■ EXERCISE GOAL ■
In the material below, find each line with the word "phase" and list it.

(Beginning of INFORMATION SUPPLIED)

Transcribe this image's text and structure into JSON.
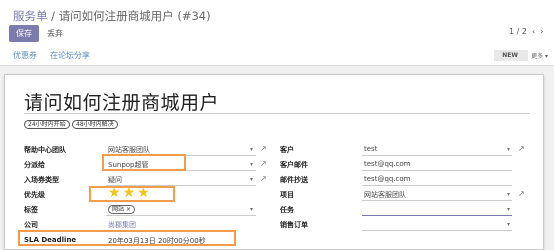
{
  "breadcrumb": {
    "parent": "服务单",
    "separator": "/",
    "current": "请问如何注册商城用户 (#34)"
  },
  "buttons": {
    "save": "保存",
    "discard": "丢弃"
  },
  "pager": {
    "position": "1 / 2",
    "prev": "‹",
    "next": "›"
  },
  "actions": {
    "coupon": "优惠券",
    "share": "在论坛分享"
  },
  "status": {
    "label": "NEW",
    "more": "更多 ▾"
  },
  "ticket": {
    "title": "请问如何注册商城用户",
    "tags": [
      "24小时内开始",
      "48小时内解决"
    ]
  },
  "left_fields": {
    "team": {
      "label": "帮助中心团队",
      "value": "网站客服团队"
    },
    "assigned": {
      "label": "分派给",
      "value": "Sunpop超管"
    },
    "type": {
      "label": "入场券类型",
      "value": "疑问"
    },
    "priority": {
      "label": "优先级",
      "stars": 3
    },
    "tags": {
      "label": "标签",
      "value": "网站"
    },
    "company": {
      "label": "公司",
      "value": "尚郡集团"
    },
    "sla": {
      "label": "SLA Deadline",
      "value": "20年03月13日 20时00分00秒"
    }
  },
  "right_fields": {
    "customer": {
      "label": "客户",
      "value": "test"
    },
    "customer_email": {
      "label": "客户邮件",
      "value": "test@qq.com"
    },
    "cc_email": {
      "label": "邮件抄送",
      "value": "test@qq.com"
    },
    "project": {
      "label": "项目",
      "value": "网站客服团队"
    },
    "task": {
      "label": "任务",
      "value": ""
    },
    "sale_order": {
      "label": "销售订单",
      "value": ""
    }
  },
  "icons": {
    "external": "↗",
    "caret": "▾",
    "star": "★",
    "remove": "×"
  },
  "colors": {
    "accent": "#7c7bad",
    "highlight": "#f39c4a",
    "star": "#f0c419"
  }
}
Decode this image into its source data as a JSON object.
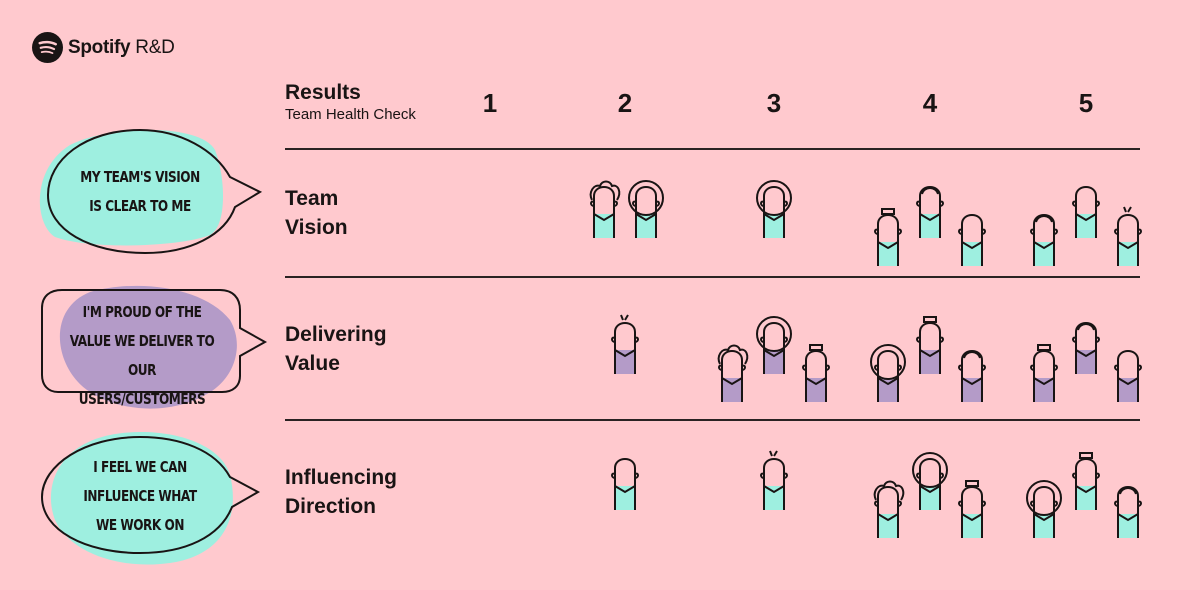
{
  "brand": {
    "name": "Spotify",
    "suffix": "R&D"
  },
  "header": {
    "title": "Results",
    "subtitle": "Team Health Check"
  },
  "scores": [
    "1",
    "2",
    "3",
    "4",
    "5"
  ],
  "colors": {
    "background": "#FFC9CE",
    "teal": "#9EEFE0",
    "purple": "#B49BC8",
    "ink": "#191414"
  },
  "rows": [
    {
      "label_line1": "Team",
      "label_line2": "Vision",
      "quote_lines": [
        "My team's vision",
        "is clear to me"
      ],
      "color": "teal",
      "bubble_shape": "oval",
      "votes": [
        0,
        2,
        1,
        3,
        3
      ]
    },
    {
      "label_line1": "Delivering",
      "label_line2": "Value",
      "quote_lines": [
        "I'm proud of the",
        "value we deliver to",
        "our users/customers"
      ],
      "color": "purple",
      "bubble_shape": "rounded-rectangle",
      "votes": [
        0,
        1,
        3,
        3,
        3
      ]
    },
    {
      "label_line1": "Influencing",
      "label_line2": "Direction",
      "quote_lines": [
        "I feel we can",
        "influence what",
        "we work on"
      ],
      "color": "teal",
      "bubble_shape": "oval",
      "votes": [
        0,
        1,
        1,
        3,
        3
      ]
    }
  ]
}
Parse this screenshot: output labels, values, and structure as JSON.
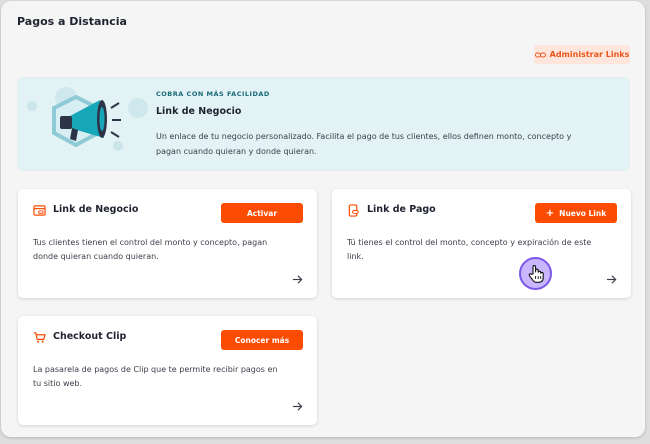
{
  "page": {
    "title": "Pagos a Distancia",
    "manage_links_label": "Administrar Links"
  },
  "banner": {
    "eyebrow": "COBRA CON MÁS FACILIDAD",
    "title": "Link de Negocio",
    "description_line1": "Un enlace de tu negocio personalizado. Facilita el pago de tus clientes, ellos definen monto, concepto y",
    "description_line2": "pagan cuando quieran y donde quieran."
  },
  "cards": {
    "business_link": {
      "title": "Link de Negocio",
      "button_label": "Activar",
      "desc_line1": "Tus clientes tienen el control del monto y concepto, pagan",
      "desc_line2": "donde quieran cuando quieran."
    },
    "payment_link": {
      "title": "Link de Pago",
      "button_label": "Nuevo Link",
      "button_prefix": "+",
      "desc_line1": "Tú tienes el control del monto, concepto y expiración de este",
      "desc_line2": "link."
    },
    "checkout": {
      "title": "Checkout Clip",
      "button_label": "Conocer más",
      "desc_line1": "La pasarela de pagos de Clip que te permite recibir pagos en",
      "desc_line2": "tu sitio web."
    }
  },
  "colors": {
    "accent": "#fc4c02",
    "banner_bg": "#e2f2f5",
    "teal": "#1a6b78",
    "cursor_highlight": "#7b57e8"
  },
  "icons": [
    "link-icon",
    "megaphone-illustration",
    "storefront-link-icon",
    "phone-link-icon",
    "cart-icon",
    "arrow-right-icon",
    "hand-cursor-icon"
  ]
}
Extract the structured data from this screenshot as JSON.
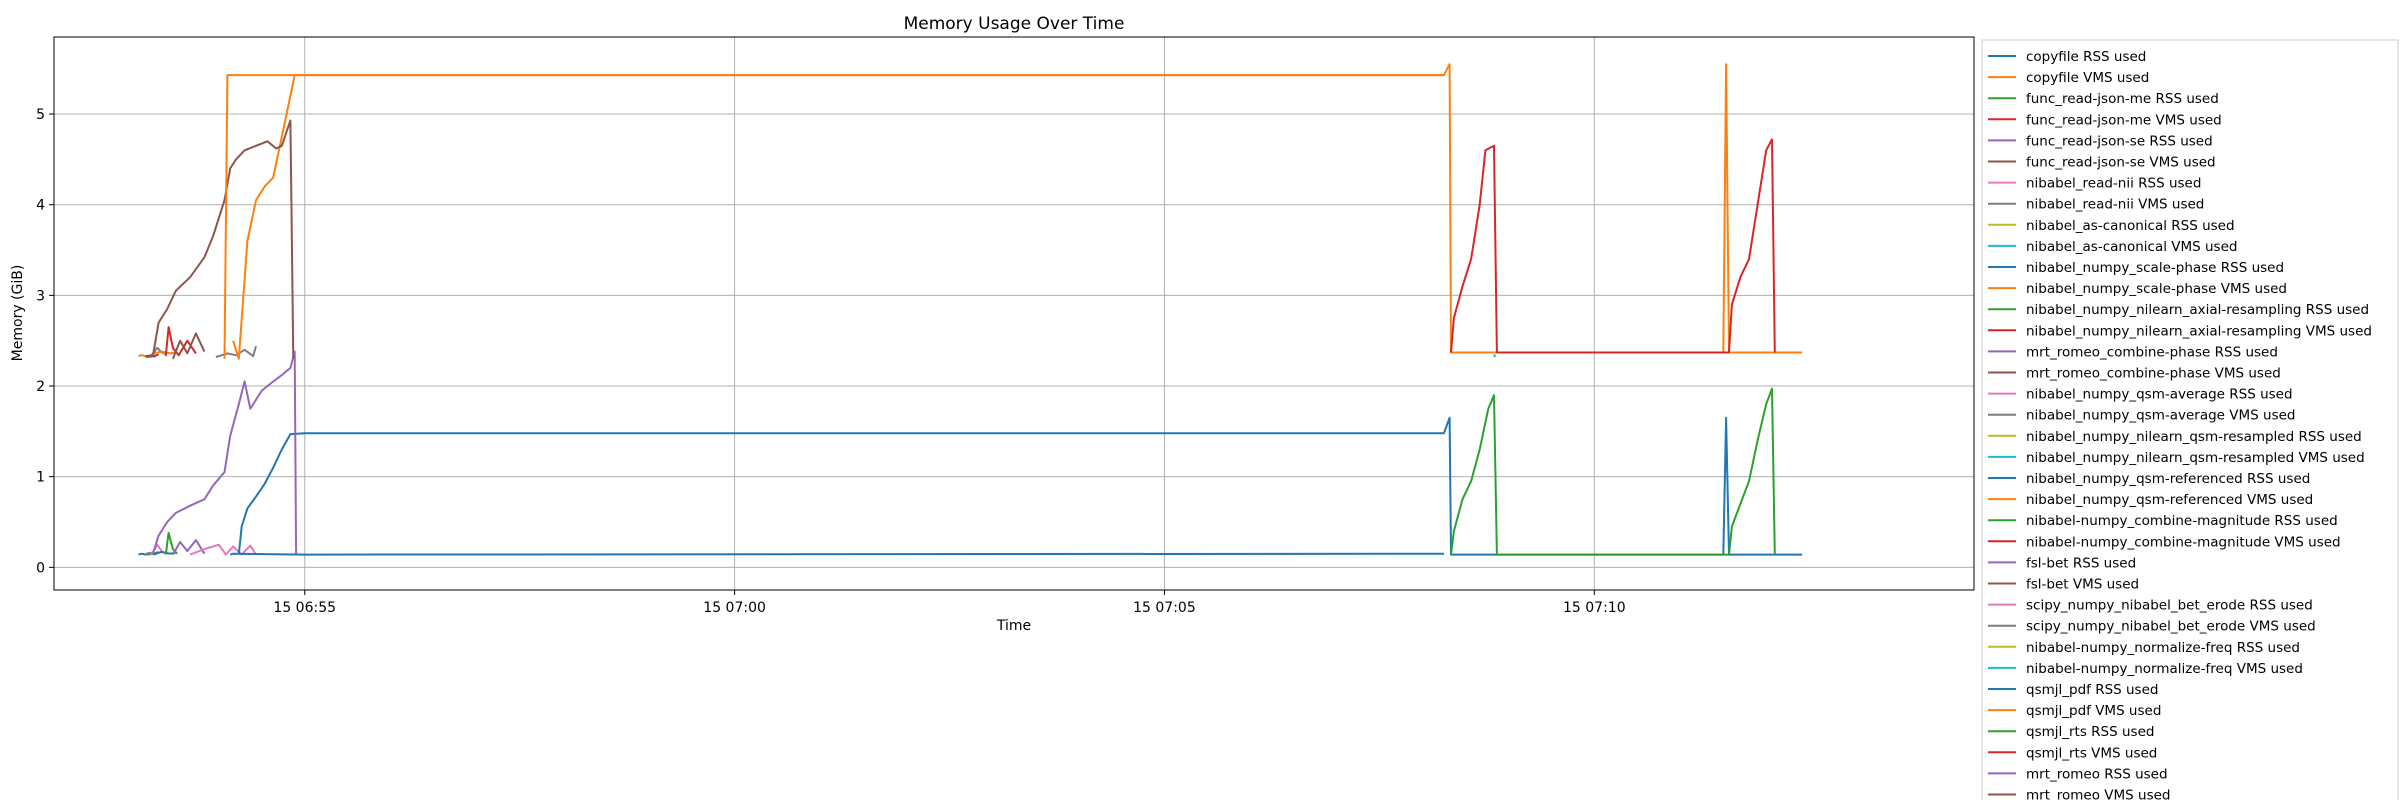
{
  "chart_data": {
    "type": "line",
    "title": "Memory Usage Over Time",
    "xlabel": "Time",
    "ylabel": "Memory (GiB)",
    "grid": true,
    "legend_position": "outside-right",
    "x_unit": "HH:MM:SS on the 15th",
    "xlim": [
      "06:52:05",
      "07:14:25"
    ],
    "ylim": [
      -0.25,
      5.85
    ],
    "xticks": [
      {
        "label": "15 06:55",
        "value": "06:55:00"
      },
      {
        "label": "15 07:00",
        "value": "07:00:00"
      },
      {
        "label": "15 07:05",
        "value": "07:05:00"
      },
      {
        "label": "15 07:10",
        "value": "07:10:00"
      }
    ],
    "yticks": [
      {
        "label": "0",
        "value": 0
      },
      {
        "label": "1",
        "value": 1
      },
      {
        "label": "2",
        "value": 2
      },
      {
        "label": "3",
        "value": 3
      },
      {
        "label": "4",
        "value": 4
      },
      {
        "label": "5",
        "value": 5
      }
    ],
    "series": [
      {
        "name": "copyfile RSS used",
        "color": "#1f77b4",
        "points": [
          [
            "06:53:04",
            0.14
          ],
          [
            "06:53:06",
            0.15
          ],
          [
            "06:53:09",
            0.14
          ]
        ]
      },
      {
        "name": "copyfile VMS used",
        "color": "#ff7f0e",
        "points": [
          [
            "06:53:04",
            2.33
          ],
          [
            "06:53:06",
            2.34
          ],
          [
            "06:53:09",
            2.33
          ]
        ]
      },
      {
        "name": "func_read-json-me RSS used",
        "color": "#2ca02c",
        "points": [
          [
            "06:53:09",
            0.14
          ],
          [
            "06:53:15",
            0.15
          ],
          [
            "06:53:18",
            0.17
          ]
        ]
      },
      {
        "name": "func_read-json-me VMS used",
        "color": "#d62728",
        "points": [
          [
            "06:53:09",
            2.32
          ],
          [
            "06:53:15",
            2.33
          ],
          [
            "06:53:18",
            2.35
          ]
        ]
      },
      {
        "name": "func_read-json-se RSS used",
        "color": "#9467bd",
        "points": [
          [
            "06:53:09",
            0.15
          ],
          [
            "06:53:13",
            0.16
          ],
          [
            "06:53:16",
            0.14
          ]
        ]
      },
      {
        "name": "func_read-json-se VMS used",
        "color": "#8c564b",
        "points": [
          [
            "06:53:09",
            2.33
          ],
          [
            "06:53:13",
            2.34
          ],
          [
            "06:53:16",
            2.32
          ]
        ]
      },
      {
        "name": "nibabel_read-nii RSS used",
        "color": "#e377c2",
        "points": [
          [
            "06:53:13",
            0.14
          ],
          [
            "06:53:17",
            0.25
          ],
          [
            "06:53:21",
            0.16
          ]
        ]
      },
      {
        "name": "nibabel_read-nii VMS used",
        "color": "#7f7f7f",
        "points": [
          [
            "06:53:13",
            2.34
          ],
          [
            "06:53:17",
            2.42
          ],
          [
            "06:53:21",
            2.36
          ]
        ]
      },
      {
        "name": "nibabel_as-canonical RSS used",
        "color": "#bcbd22",
        "points": [
          [
            "06:53:21",
            0.16
          ],
          [
            "06:53:24",
            0.16
          ]
        ]
      },
      {
        "name": "nibabel_as-canonical VMS used",
        "color": "#17becf",
        "points": [
          [
            "06:53:21",
            2.36
          ],
          [
            "06:53:24",
            2.36
          ]
        ]
      },
      {
        "name": "nibabel_numpy_scale-phase RSS used",
        "color": "#1f77b4",
        "points": [
          [
            "06:53:14",
            0.14
          ],
          [
            "06:53:20",
            0.17
          ],
          [
            "06:53:26",
            0.15
          ],
          [
            "06:53:30",
            0.16
          ]
        ]
      },
      {
        "name": "nibabel_numpy_scale-phase VMS used",
        "color": "#ff7f0e",
        "points": [
          [
            "06:53:14",
            2.36
          ],
          [
            "06:53:20",
            2.38
          ],
          [
            "06:53:26",
            2.36
          ],
          [
            "06:53:30",
            2.37
          ]
        ]
      },
      {
        "name": "nibabel_numpy_nilearn_axial-resampling RSS used",
        "color": "#2ca02c",
        "points": [
          [
            "06:53:23",
            0.14
          ],
          [
            "06:53:25",
            0.38
          ],
          [
            "06:53:28",
            0.2
          ],
          [
            "06:53:31",
            0.15
          ]
        ]
      },
      {
        "name": "nibabel_numpy_nilearn_axial-resampling VMS used",
        "color": "#d62728",
        "points": [
          [
            "06:53:23",
            2.33
          ],
          [
            "06:53:25",
            2.65
          ],
          [
            "06:53:28",
            2.42
          ],
          [
            "06:53:32",
            2.34
          ],
          [
            "06:53:38",
            2.5
          ],
          [
            "06:53:44",
            2.36
          ]
        ]
      },
      {
        "name": "mrt_romeo_combine-phase RSS used",
        "color": "#9467bd",
        "points": [
          [
            "06:53:28",
            0.14
          ],
          [
            "06:53:33",
            0.28
          ],
          [
            "06:53:38",
            0.18
          ],
          [
            "06:53:44",
            0.3
          ],
          [
            "06:53:50",
            0.15
          ]
        ]
      },
      {
        "name": "mrt_romeo_combine-phase VMS used",
        "color": "#8c564b",
        "points": [
          [
            "06:53:28",
            2.3
          ],
          [
            "06:53:33",
            2.5
          ],
          [
            "06:53:38",
            2.36
          ],
          [
            "06:53:44",
            2.58
          ],
          [
            "06:53:50",
            2.38
          ]
        ]
      },
      {
        "name": "nibabel_numpy_qsm-average RSS used",
        "color": "#e377c2",
        "points": [
          [
            "06:53:40",
            0.14
          ],
          [
            "06:53:50",
            0.2
          ],
          [
            "06:54:00",
            0.25
          ],
          [
            "06:54:05",
            0.14
          ],
          [
            "06:54:10",
            0.23
          ],
          [
            "06:54:16",
            0.14
          ],
          [
            "06:54:22",
            0.24
          ],
          [
            "06:54:26",
            0.14
          ]
        ]
      },
      {
        "name": "nibabel_numpy_qsm-average VMS used",
        "color": "#7f7f7f",
        "points": [
          [
            "06:53:58",
            2.32
          ],
          [
            "06:54:06",
            2.36
          ],
          [
            "06:54:12",
            2.34
          ],
          [
            "06:54:18",
            2.4
          ],
          [
            "06:54:24",
            2.33
          ],
          [
            "06:54:26",
            2.44
          ]
        ]
      },
      {
        "name": "nibabel_numpy_nilearn_qsm-resampled RSS used",
        "color": "#bcbd22",
        "points": []
      },
      {
        "name": "nibabel_numpy_nilearn_qsm-resampled VMS used",
        "color": "#17becf",
        "points": []
      },
      {
        "name": "nibabel_numpy_qsm-referenced RSS used",
        "color": "#1f77b4",
        "points": [
          [
            "06:54:14",
            0.14
          ],
          [
            "06:54:16",
            0.45
          ],
          [
            "06:54:20",
            0.65
          ],
          [
            "06:54:26",
            0.78
          ],
          [
            "06:54:32",
            0.92
          ],
          [
            "06:54:38",
            1.1
          ],
          [
            "06:54:44",
            1.3
          ],
          [
            "06:54:50",
            1.47
          ],
          [
            "06:55:00",
            1.48
          ],
          [
            "07:08:15",
            1.48
          ],
          [
            "07:08:19",
            1.65
          ],
          [
            "07:08:20",
            0.14
          ],
          [
            "07:11:30",
            0.14
          ],
          [
            "07:11:32",
            1.65
          ],
          [
            "07:11:34",
            0.14
          ],
          [
            "07:12:25",
            0.14
          ]
        ]
      },
      {
        "name": "nibabel_numpy_qsm-referenced VMS used",
        "color": "#ff7f0e",
        "points": [
          [
            "06:54:10",
            2.5
          ],
          [
            "06:54:14",
            2.3
          ],
          [
            "06:54:20",
            3.6
          ],
          [
            "06:54:26",
            4.05
          ],
          [
            "06:54:32",
            4.2
          ],
          [
            "06:54:38",
            4.3
          ],
          [
            "06:54:44",
            4.75
          ],
          [
            "06:54:50",
            5.2
          ],
          [
            "06:54:53",
            5.43
          ],
          [
            "07:08:15",
            5.43
          ],
          [
            "07:08:19",
            5.55
          ],
          [
            "07:08:20",
            2.37
          ],
          [
            "07:11:30",
            2.37
          ],
          [
            "07:11:32",
            5.55
          ],
          [
            "07:11:34",
            2.37
          ],
          [
            "07:12:25",
            2.37
          ]
        ]
      },
      {
        "name": "nibabel-numpy_combine-magnitude RSS used",
        "color": "#2ca02c",
        "points": [
          [
            "07:08:20",
            0.14
          ],
          [
            "07:08:22",
            0.4
          ],
          [
            "07:08:28",
            0.75
          ],
          [
            "07:08:34",
            0.95
          ],
          [
            "07:08:40",
            1.3
          ],
          [
            "07:08:46",
            1.75
          ],
          [
            "07:08:50",
            1.9
          ],
          [
            "07:08:52",
            0.14
          ],
          [
            "07:11:34",
            0.14
          ],
          [
            "07:11:36",
            0.45
          ],
          [
            "07:11:42",
            0.7
          ],
          [
            "07:11:48",
            0.95
          ],
          [
            "07:11:54",
            1.4
          ],
          [
            "07:12:00",
            1.8
          ],
          [
            "07:12:04",
            1.97
          ],
          [
            "07:12:06",
            0.14
          ]
        ]
      },
      {
        "name": "nibabel-numpy_combine-magnitude VMS used",
        "color": "#d62728",
        "points": [
          [
            "07:08:20",
            2.37
          ],
          [
            "07:08:22",
            2.75
          ],
          [
            "07:08:28",
            3.1
          ],
          [
            "07:08:34",
            3.4
          ],
          [
            "07:08:40",
            4.0
          ],
          [
            "07:08:44",
            4.6
          ],
          [
            "07:08:50",
            4.65
          ],
          [
            "07:08:52",
            2.37
          ],
          [
            "07:11:34",
            2.37
          ],
          [
            "07:11:36",
            2.9
          ],
          [
            "07:11:42",
            3.2
          ],
          [
            "07:11:48",
            3.4
          ],
          [
            "07:11:54",
            4.0
          ],
          [
            "07:12:00",
            4.6
          ],
          [
            "07:12:04",
            4.72
          ],
          [
            "07:12:06",
            2.37
          ]
        ]
      },
      {
        "name": "fsl-bet RSS used",
        "color": "#9467bd",
        "points": [
          [
            "06:53:14",
            0.15
          ],
          [
            "06:53:18",
            0.35
          ],
          [
            "06:53:24",
            0.5
          ],
          [
            "06:53:30",
            0.6
          ],
          [
            "06:53:40",
            0.68
          ],
          [
            "06:53:50",
            0.75
          ],
          [
            "06:53:56",
            0.9
          ],
          [
            "06:54:04",
            1.05
          ],
          [
            "06:54:08",
            1.45
          ],
          [
            "06:54:14",
            1.8
          ],
          [
            "06:54:18",
            2.05
          ],
          [
            "06:54:22",
            1.75
          ],
          [
            "06:54:30",
            1.95
          ],
          [
            "06:54:38",
            2.05
          ],
          [
            "06:54:44",
            2.12
          ],
          [
            "06:54:50",
            2.2
          ],
          [
            "06:54:53",
            2.38
          ],
          [
            "06:54:54",
            0.14
          ]
        ]
      },
      {
        "name": "fsl-bet VMS used",
        "color": "#8c564b",
        "points": [
          [
            "06:53:14",
            2.33
          ],
          [
            "06:53:18",
            2.7
          ],
          [
            "06:53:24",
            2.85
          ],
          [
            "06:53:30",
            3.05
          ],
          [
            "06:53:40",
            3.2
          ],
          [
            "06:53:50",
            3.42
          ],
          [
            "06:53:56",
            3.65
          ],
          [
            "06:54:04",
            4.05
          ],
          [
            "06:54:08",
            4.4
          ],
          [
            "06:54:12",
            4.5
          ],
          [
            "06:54:18",
            4.6
          ],
          [
            "06:54:26",
            4.65
          ],
          [
            "06:54:34",
            4.7
          ],
          [
            "06:54:40",
            4.62
          ],
          [
            "06:54:44",
            4.65
          ],
          [
            "06:54:50",
            4.93
          ],
          [
            "06:54:52",
            2.3
          ]
        ]
      },
      {
        "name": "scipy_numpy_nibabel_bet_erode RSS used",
        "color": "#e377c2",
        "points": []
      },
      {
        "name": "scipy_numpy_nibabel_bet_erode VMS used",
        "color": "#7f7f7f",
        "points": []
      },
      {
        "name": "nibabel-numpy_normalize-freq RSS used",
        "color": "#bcbd22",
        "points": []
      },
      {
        "name": "nibabel-numpy_normalize-freq VMS used",
        "color": "#17becf",
        "points": [
          [
            "07:08:50",
            2.35
          ],
          [
            "07:08:51",
            2.32
          ]
        ]
      },
      {
        "name": "qsmjl_pdf RSS used",
        "color": "#1f77b4",
        "points": [
          [
            "06:54:08",
            0.14
          ],
          [
            "06:54:10",
            0.15
          ],
          [
            "06:55:00",
            0.14
          ],
          [
            "07:08:15",
            0.15
          ]
        ]
      },
      {
        "name": "qsmjl_pdf VMS used",
        "color": "#ff7f0e",
        "points": [
          [
            "06:54:04",
            2.3
          ],
          [
            "06:54:06",
            5.43
          ],
          [
            "06:55:00",
            5.43
          ],
          [
            "06:58:00",
            5.43
          ],
          [
            "07:02:00",
            5.43
          ],
          [
            "07:06:00",
            5.43
          ],
          [
            "07:08:15",
            5.43
          ]
        ]
      },
      {
        "name": "qsmjl_rts RSS used",
        "color": "#2ca02c",
        "points": []
      },
      {
        "name": "qsmjl_rts VMS used",
        "color": "#d62728",
        "points": []
      },
      {
        "name": "mrt_romeo RSS used",
        "color": "#9467bd",
        "points": []
      },
      {
        "name": "mrt_romeo VMS used",
        "color": "#8c564b",
        "points": []
      }
    ]
  }
}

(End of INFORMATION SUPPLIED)

■ RESPONSE TO THE TASK ■
        "name": "nibabel_numpy_scale-phase RSS used",
        "name": "nibabel_numpy_scale-phase VMS used",
        "name": "mrt_romeo_combine-phase RSS used",
        "name": "mrt_romeo_combine-phase VMS used",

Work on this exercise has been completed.